Dataset rows describing interfaces
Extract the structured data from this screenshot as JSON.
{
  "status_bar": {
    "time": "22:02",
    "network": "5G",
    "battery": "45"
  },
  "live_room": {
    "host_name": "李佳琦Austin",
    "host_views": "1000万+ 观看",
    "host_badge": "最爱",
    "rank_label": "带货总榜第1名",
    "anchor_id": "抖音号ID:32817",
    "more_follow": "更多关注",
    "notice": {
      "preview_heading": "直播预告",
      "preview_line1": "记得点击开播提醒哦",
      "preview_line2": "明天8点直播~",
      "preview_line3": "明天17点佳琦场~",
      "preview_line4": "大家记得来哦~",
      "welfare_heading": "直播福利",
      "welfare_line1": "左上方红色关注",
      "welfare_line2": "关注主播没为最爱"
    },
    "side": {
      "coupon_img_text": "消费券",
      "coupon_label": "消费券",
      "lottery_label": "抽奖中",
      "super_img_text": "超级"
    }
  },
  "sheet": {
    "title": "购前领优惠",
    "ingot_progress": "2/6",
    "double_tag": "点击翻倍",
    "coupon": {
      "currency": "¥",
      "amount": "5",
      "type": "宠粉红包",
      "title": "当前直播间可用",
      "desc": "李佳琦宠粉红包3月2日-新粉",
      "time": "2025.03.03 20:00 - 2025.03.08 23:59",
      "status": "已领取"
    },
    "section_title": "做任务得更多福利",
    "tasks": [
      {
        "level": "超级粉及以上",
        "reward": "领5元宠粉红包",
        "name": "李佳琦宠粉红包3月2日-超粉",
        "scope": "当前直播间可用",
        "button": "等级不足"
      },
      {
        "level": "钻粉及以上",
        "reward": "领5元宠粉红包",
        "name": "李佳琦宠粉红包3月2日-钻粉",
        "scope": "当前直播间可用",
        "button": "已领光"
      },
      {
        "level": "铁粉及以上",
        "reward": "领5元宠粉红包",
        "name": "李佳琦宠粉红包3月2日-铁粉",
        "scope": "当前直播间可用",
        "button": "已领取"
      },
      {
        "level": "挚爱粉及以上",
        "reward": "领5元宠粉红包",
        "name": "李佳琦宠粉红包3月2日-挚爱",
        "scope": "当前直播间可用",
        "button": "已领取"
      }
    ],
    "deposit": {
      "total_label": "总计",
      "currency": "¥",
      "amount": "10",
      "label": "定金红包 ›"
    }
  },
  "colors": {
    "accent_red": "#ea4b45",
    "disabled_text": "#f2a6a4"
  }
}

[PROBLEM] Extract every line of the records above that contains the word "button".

[WRITTEN RESPONSE]
        "button": "等级不足"
        "button": "已领光"
        "button": "已领取"
        "button": "已领取"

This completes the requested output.